▶ _YOUR INSTRUCTIONS_:
Among the lines of the data, copy those that hold "music".

▶ _DATA EXTRACTS_:
--------------------------------------------------

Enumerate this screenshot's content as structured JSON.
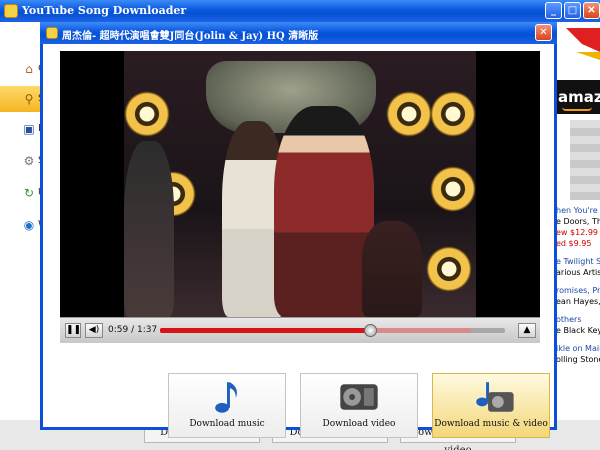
{
  "main_window": {
    "title": "YouTube Song Downloader",
    "sidebar_items": [
      {
        "icon": "home-icon",
        "label": "C"
      },
      {
        "icon": "search-icon",
        "label": "S"
      },
      {
        "icon": "disk-icon",
        "label": "D"
      },
      {
        "icon": "gear-icon",
        "label": "S"
      },
      {
        "icon": "refresh-icon",
        "label": "U"
      },
      {
        "icon": "globe-icon",
        "label": "W"
      }
    ],
    "bottom_buttons": [
      "Download music",
      "Download video",
      "Download music & video"
    ]
  },
  "right_panel": {
    "logo": "amazon",
    "lines": [
      "hen You're S",
      "e Doors, Th",
      "ew $12.99",
      "ed $9.95",
      "e Twilight S",
      "arious Artists",
      "romises, Pro",
      "ean Hayes, N",
      "others",
      "e Black Key",
      "ikle on Main",
      "olling Stone"
    ]
  },
  "dialog": {
    "title": "周杰倫- 超時代演唱會雙J同台(Jolin & Jay) HQ 清晰版",
    "player": {
      "time": "0:59 / 1:37",
      "progress": 0.61,
      "buffered": 0.9
    },
    "buttons": [
      {
        "label": "Download music",
        "icon": "music-note-icon",
        "selected": false
      },
      {
        "label": "Download video",
        "icon": "film-reel-icon",
        "selected": false
      },
      {
        "label": "Download music & video",
        "icon": "music-video-icon",
        "selected": true
      }
    ]
  },
  "colors": {
    "titlebar": "#0a55de",
    "accent": "#f5b623",
    "progress": "#d81414"
  }
}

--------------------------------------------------

▶ _WRITTEN SOLUTION_:
      "Download music",
      "Download music & video"
        "label": "Download music",
        "icon": "music-note-icon",
        "label": "Download music & video",
        "icon": "music-video-icon",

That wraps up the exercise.